County Cavan is made up of many distinct communities of people. Our shared past, the unique or special nature of the area in which we live and our feeling of belonging combine to create sustainable communities in which people wish to live. One of the essential components in achieving this is the recognition, protection and enhancement of our built heritage and archaeology.
County Cavan has a rich and diverse architectural heritage which consists of man-made features. These may include residential dwellings, farmhouses, old schools, Churches, castles, thatched cottages, industrial buildings, gate lodges, shop fronts and walls to name but a few.
It is essential that our built heritage, especially structures that appear in the Record of Protected Structures and Architectural Conservation Areas are protected.
What is a Protected Structure?
A protected structure is a structure that is considered to be of special interest from an architectural, historical, archaeological, artistic, cultural, scientific, social or technical point of view and which has been included on the Record of Protected Structures. It can form part of a structure or be a group of structures.
The purpose of including structures or parts of structures on the RPS is to ensure that any works which, in the opinion if the Council, have a material effect on the character of the structure require planning permission. This ensures that potential changes or alterations to the character of the structure would be carried out in such a way that the existing character is retained.
Record of Protected Structures
In County Cavan there are approximately 450 structures listed on the Record of Protected Structures (RPS). The RPS is a list of structures held by Cavan County Council, which contains structures/ buildings considered to be of special interest in the County. The RPS forms part of the Cavan County Development Plan 2008-2014 and for those buildings of special interest in Cavan Town and Environs, they are listed in the Cavan Town & Environs Development Plan 2008-2014. The development plans are available to view at the local libraries and the Planning Office at Farnham Centre, Cavan.

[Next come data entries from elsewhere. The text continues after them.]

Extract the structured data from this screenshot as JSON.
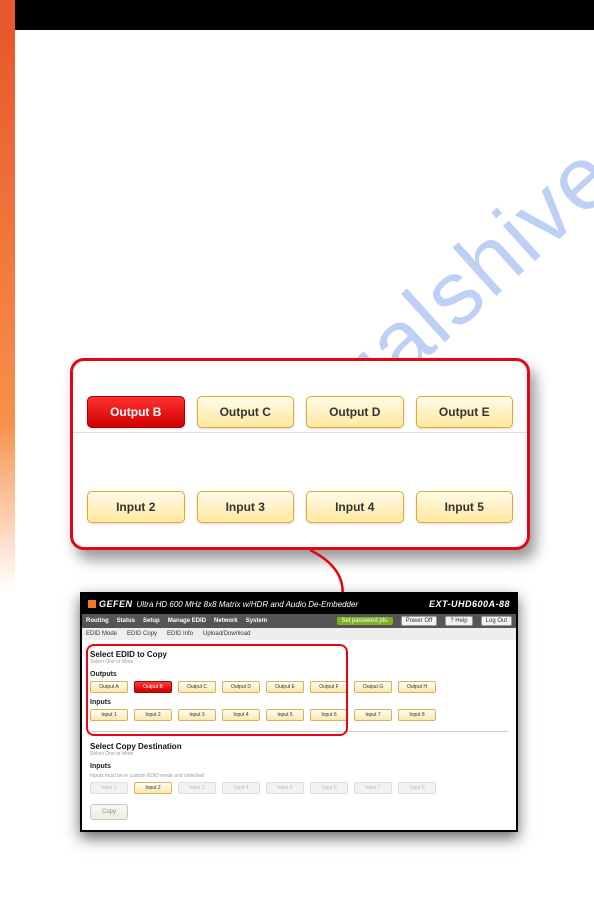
{
  "watermark_text": "manualshive.com",
  "zoom": {
    "outputs": [
      {
        "label": "Output B",
        "selected": true
      },
      {
        "label": "Output C",
        "selected": false
      },
      {
        "label": "Output D",
        "selected": false
      },
      {
        "label": "Output E",
        "selected": false
      }
    ],
    "inputs": [
      {
        "label": "Input 2"
      },
      {
        "label": "Input 3"
      },
      {
        "label": "Input 4"
      },
      {
        "label": "Input 5"
      }
    ]
  },
  "panel": {
    "brand": "GEFEN",
    "title": "Ultra HD 600 MHz 8x8 Matrix w/HDR and Audio De-Embedder",
    "model": "EXT-UHD600A-88",
    "tabs": [
      "Routing",
      "Status",
      "Setup",
      "Manage EDID",
      "Network",
      "System"
    ],
    "right_pill": "Set password pls.",
    "right_buttons": [
      "Power Off",
      "? Help",
      "Log Out"
    ],
    "subtabs": [
      "EDID Mode",
      "EDID Copy",
      "EDID Info",
      "Upload/Download"
    ],
    "select_section": {
      "title": "Select EDID to Copy",
      "subtitle": "Select One or More",
      "outputs_label": "Outputs",
      "outputs": [
        {
          "label": "Output A",
          "sel": false
        },
        {
          "label": "Output B",
          "sel": true
        },
        {
          "label": "Output C",
          "sel": false
        },
        {
          "label": "Output D",
          "sel": false
        },
        {
          "label": "Output E",
          "sel": false
        },
        {
          "label": "Output F",
          "sel": false
        },
        {
          "label": "Output G",
          "sel": false
        },
        {
          "label": "Output H",
          "sel": false
        }
      ],
      "inputs_label": "Inputs",
      "inputs": [
        {
          "label": "Input 1"
        },
        {
          "label": "Input 2"
        },
        {
          "label": "Input 3"
        },
        {
          "label": "Input 4"
        },
        {
          "label": "Input 5"
        },
        {
          "label": "Input 6"
        },
        {
          "label": "Input 7"
        },
        {
          "label": "Input 8"
        }
      ]
    },
    "dest_section": {
      "title": "Select Copy Destination",
      "subtitle": "Select One or More",
      "inputs_label": "Inputs",
      "inputs_sub": "Inputs must be in custom EDID mode and unlocked",
      "inputs": [
        {
          "label": "Input 1",
          "dis": true
        },
        {
          "label": "Input 2",
          "dis": false
        },
        {
          "label": "Input 3",
          "dis": true
        },
        {
          "label": "Input 4",
          "dis": true
        },
        {
          "label": "Input 5",
          "dis": true
        },
        {
          "label": "Input 6",
          "dis": true
        },
        {
          "label": "Input 7",
          "dis": true
        },
        {
          "label": "Input 8",
          "dis": true
        }
      ]
    },
    "copy_label": "Copy"
  }
}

Once a structure is listed on the RPS as a Protected Structure, the designation includes the structure itself, its interior, the surrounding land or ‘curtilage’ of the structure, or any other structure (including boundaries) within the curtilage, their interiors and all fixtures and features of the structures. It can also include certain features in the attendant grounds. All features which contribute to the character and special interest of a protected structure are considered protected.

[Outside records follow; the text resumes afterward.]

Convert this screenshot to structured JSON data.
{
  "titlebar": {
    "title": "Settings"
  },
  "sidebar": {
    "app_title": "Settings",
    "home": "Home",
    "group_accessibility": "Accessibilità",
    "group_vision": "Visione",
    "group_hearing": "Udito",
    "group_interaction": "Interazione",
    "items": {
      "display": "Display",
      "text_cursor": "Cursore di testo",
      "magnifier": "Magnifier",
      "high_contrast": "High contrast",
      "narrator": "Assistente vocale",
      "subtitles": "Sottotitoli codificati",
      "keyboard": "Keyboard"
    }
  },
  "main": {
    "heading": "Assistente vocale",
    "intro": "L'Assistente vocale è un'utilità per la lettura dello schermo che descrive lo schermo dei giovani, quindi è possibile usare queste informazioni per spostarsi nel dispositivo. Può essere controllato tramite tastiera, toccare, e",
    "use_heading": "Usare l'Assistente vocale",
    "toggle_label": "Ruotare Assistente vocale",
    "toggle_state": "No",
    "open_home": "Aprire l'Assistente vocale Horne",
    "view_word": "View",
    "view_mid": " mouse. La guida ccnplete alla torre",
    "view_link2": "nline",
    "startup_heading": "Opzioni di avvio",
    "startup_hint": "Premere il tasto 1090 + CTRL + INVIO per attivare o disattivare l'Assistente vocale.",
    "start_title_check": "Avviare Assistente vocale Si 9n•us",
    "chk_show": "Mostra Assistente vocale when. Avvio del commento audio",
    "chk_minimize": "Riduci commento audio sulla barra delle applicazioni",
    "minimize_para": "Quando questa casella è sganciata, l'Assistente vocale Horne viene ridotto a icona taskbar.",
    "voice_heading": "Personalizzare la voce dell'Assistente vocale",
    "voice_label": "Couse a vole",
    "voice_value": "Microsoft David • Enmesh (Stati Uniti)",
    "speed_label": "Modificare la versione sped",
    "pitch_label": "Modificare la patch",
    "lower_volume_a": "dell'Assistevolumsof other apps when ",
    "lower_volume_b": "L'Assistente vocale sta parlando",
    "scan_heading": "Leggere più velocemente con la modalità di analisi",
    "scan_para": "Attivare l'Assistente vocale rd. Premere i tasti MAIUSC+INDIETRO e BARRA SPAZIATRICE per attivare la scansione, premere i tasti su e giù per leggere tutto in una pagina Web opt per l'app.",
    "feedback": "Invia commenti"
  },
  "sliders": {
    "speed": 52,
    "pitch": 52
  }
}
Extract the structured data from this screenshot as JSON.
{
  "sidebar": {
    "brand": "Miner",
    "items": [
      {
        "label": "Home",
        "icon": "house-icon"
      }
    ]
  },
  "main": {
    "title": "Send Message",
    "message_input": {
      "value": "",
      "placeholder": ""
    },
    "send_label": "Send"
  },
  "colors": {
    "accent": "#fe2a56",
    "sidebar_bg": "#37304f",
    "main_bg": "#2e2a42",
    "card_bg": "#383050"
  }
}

What is the curtilage?
Curtilage is not defined by legislation, but as set out in the Architectural Heritage Protection Guidelines it can be taken to be the parcel of land immediately associated with that structure and which is (or was) in use for the purposes of the structure.

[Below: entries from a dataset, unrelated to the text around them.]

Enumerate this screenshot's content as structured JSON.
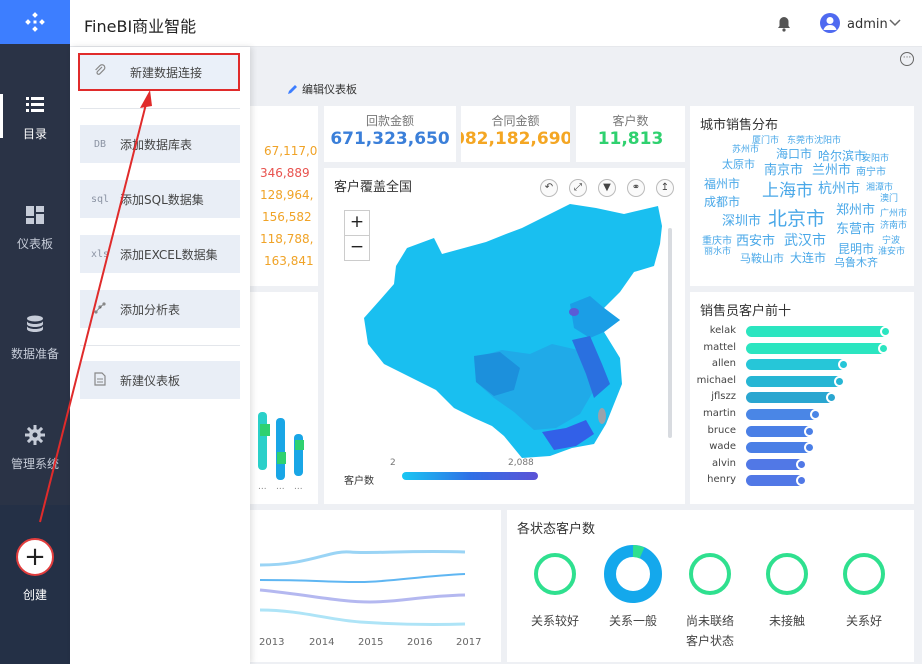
{
  "app": {
    "title": "FineBI商业智能",
    "username": "admin"
  },
  "nav": {
    "items": [
      {
        "label": "目录",
        "icon": "list-icon"
      },
      {
        "label": "仪表板",
        "icon": "dashboard-icon"
      },
      {
        "label": "数据准备",
        "icon": "database-icon"
      },
      {
        "label": "管理系统",
        "icon": "gear-icon"
      }
    ],
    "create": {
      "label": "创建",
      "symbol": "+"
    }
  },
  "flyout": {
    "new_connection": "新建数据连接",
    "items": [
      {
        "icon_text": "DB",
        "label": "添加数据库表"
      },
      {
        "icon_text": "sql",
        "label": "添加SQL数据集"
      },
      {
        "icon_text": "xls",
        "label": "添加EXCEL数据集"
      },
      {
        "icon_text": "",
        "label": "添加分析表"
      }
    ],
    "new_dashboard": "新建仪表板"
  },
  "toolbar": {
    "edit_dashboard": "编辑仪表板",
    "more": "···"
  },
  "kpis": [
    {
      "title": "回款金额",
      "value": "671,323,650",
      "color": "#3b7fd9"
    },
    {
      "title": "合同金额",
      "value": "082,182,690",
      "color": "#f4a623"
    },
    {
      "title": "客户数",
      "value": "11,813",
      "color": "#2fd16f"
    }
  ],
  "left_numbers": [
    "67,117,0",
    "346,889",
    "128,964,",
    "156,582",
    "118,788,",
    "163,841"
  ],
  "map": {
    "title": "客户覆盖全国",
    "zoom_in": "+",
    "zoom_out": "−",
    "legend_label": "客户数",
    "legend_min": "2",
    "legend_max": "2,088"
  },
  "word_cloud": {
    "title": "城市销售分布",
    "words": [
      "厦门市",
      "东莞市沈阳市",
      "苏州市",
      "海口市",
      "哈尔滨市",
      "安阳市",
      "太原市",
      "南京市",
      "兰州市",
      "南宁市",
      "福州市",
      "上海市",
      "杭州市",
      "湘潭市",
      "澳门",
      "成都市",
      "郑州市",
      "广州市",
      "济南市",
      "深圳市",
      "北京市",
      "东营市",
      "重庆市",
      "西安市",
      "武汉市",
      "宁波",
      "丽水市",
      "昆明市",
      "淮安市",
      "马鞍山市",
      "大连市",
      "乌鲁木齐"
    ]
  },
  "top_sales": {
    "title": "销售员客户前十",
    "names": [
      "kelak",
      "mattel",
      "allen",
      "michael",
      "jflszz",
      "martin",
      "bruce",
      "wade",
      "alvin",
      "henry"
    ]
  },
  "status": {
    "title": "各状态客户数",
    "labels": [
      "关系较好",
      "关系一般",
      "尚未联络",
      "未接触",
      "关系好"
    ],
    "axis_label": "客户状态"
  },
  "trend": {
    "years": [
      "2013",
      "2014",
      "2015",
      "2016",
      "2017"
    ]
  },
  "small_chart": {
    "tick_labels": [
      "...",
      "...",
      "..."
    ]
  }
}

The extent of the curtilage will need to be determined on a case-by-case basis.
Carrying out works to a Protected Structure
Certain works that are normally considered exempted development may require planning permission when carried out to a protected structure. When carrying out works to a protected structure, the planning authority must be contacted to determine if they require planning permission.
Architectural Conservation Areas (ACAs)
Architectural Conservation Areas are
‘a place, area, group of structures or townscape, taking account of building lines and heights, that is of special architectural, historical, archaeological, artistic, cultural, scientific, social or technical interest or that contributes to the appreciation of a Protected Structure, and whose character it is an objective of a development plan to preserve’. In designating ACAs Cavan County Council seeks to guide change and development in areas of special heritage value or interest or where Protected Structures are affected. The aim is to retain the overall special architectural or historic character of an area or place.
A number of areas within County Cavan have been identified as candidate ACAs. Most structures within these ACAs are important in that they contribute to the overall streetscape or special character of the ACA and then to the area in which they are situated. Any works that would have a material effect on the character of the ACA will require planning permission.
During the lifetime of the current County Development Plan 2008-2014 ACAs will be designated in order to preserve, protect and enhance the character of the areas. The proposed ACAs include
- The Lawn Terrace, Belturbet
- Main Street, Virginia
- Redhills Village
- Belturbet Diamond, Courthouse and Streetscape
- Cootehill Lower Market Street
- Kilmore Cathedral
- Cootehill Residential Terrace on Monaghan Road.